> WHAT YOU SHOULD DO
Find how many lines below mention "Assigned". Nothing but the number is needed.

> MATERIAL TO PROCESS
----

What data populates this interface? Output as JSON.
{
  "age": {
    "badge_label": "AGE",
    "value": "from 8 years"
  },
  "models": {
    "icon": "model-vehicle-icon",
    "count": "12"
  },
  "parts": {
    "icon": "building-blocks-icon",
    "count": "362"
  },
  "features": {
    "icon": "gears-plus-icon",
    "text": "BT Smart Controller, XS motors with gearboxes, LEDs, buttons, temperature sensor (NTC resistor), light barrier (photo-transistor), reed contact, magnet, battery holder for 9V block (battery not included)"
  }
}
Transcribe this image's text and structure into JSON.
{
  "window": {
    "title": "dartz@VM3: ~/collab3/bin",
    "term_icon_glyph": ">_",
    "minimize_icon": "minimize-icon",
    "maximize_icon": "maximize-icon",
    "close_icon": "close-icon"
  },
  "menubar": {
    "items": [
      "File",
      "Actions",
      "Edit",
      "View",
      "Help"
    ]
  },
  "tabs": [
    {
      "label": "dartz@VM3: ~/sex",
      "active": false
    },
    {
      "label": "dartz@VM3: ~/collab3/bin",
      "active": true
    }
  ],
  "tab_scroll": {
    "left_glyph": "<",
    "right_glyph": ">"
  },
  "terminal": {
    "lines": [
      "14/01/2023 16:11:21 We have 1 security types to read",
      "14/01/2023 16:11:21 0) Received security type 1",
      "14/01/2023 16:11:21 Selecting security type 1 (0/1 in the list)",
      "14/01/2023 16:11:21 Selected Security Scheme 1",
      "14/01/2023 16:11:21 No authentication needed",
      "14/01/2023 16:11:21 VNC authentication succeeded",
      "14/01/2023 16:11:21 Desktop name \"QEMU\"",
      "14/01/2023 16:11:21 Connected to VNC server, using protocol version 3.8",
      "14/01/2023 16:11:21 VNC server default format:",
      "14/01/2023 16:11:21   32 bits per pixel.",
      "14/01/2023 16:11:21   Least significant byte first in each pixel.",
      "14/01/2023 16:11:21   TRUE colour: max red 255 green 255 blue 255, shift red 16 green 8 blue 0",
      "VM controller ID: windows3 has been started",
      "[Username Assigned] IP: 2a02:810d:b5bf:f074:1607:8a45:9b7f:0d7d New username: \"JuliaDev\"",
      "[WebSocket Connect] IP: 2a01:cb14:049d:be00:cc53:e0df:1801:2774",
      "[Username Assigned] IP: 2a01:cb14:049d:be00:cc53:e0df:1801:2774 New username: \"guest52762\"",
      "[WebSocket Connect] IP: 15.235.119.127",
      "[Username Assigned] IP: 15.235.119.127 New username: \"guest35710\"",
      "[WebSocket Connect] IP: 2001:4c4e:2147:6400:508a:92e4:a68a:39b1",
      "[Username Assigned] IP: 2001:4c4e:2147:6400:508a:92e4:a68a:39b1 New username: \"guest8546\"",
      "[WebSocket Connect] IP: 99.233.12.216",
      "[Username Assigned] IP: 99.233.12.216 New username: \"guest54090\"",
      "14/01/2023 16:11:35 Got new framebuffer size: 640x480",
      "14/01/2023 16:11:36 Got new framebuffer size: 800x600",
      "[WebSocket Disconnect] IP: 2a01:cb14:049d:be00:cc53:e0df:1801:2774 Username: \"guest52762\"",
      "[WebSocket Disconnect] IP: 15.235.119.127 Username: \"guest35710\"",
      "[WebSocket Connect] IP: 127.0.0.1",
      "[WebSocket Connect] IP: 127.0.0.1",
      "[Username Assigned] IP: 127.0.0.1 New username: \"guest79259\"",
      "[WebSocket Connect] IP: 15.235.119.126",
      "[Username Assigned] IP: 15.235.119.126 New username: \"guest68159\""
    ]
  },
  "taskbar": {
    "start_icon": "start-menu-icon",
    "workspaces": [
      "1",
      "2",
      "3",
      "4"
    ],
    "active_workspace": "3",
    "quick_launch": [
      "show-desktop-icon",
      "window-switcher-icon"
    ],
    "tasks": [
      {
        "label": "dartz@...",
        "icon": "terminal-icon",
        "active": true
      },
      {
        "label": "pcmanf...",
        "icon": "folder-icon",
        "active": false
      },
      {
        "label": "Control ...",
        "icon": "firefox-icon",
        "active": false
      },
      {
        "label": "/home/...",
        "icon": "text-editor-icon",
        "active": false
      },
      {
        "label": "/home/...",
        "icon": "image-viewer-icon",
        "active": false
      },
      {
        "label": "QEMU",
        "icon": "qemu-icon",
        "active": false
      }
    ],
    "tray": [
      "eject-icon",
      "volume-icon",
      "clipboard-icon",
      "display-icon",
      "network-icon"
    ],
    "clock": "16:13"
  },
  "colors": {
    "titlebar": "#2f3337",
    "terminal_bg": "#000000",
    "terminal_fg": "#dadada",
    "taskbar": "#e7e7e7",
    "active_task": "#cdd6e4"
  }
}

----

> EXPECTED ANSWER
7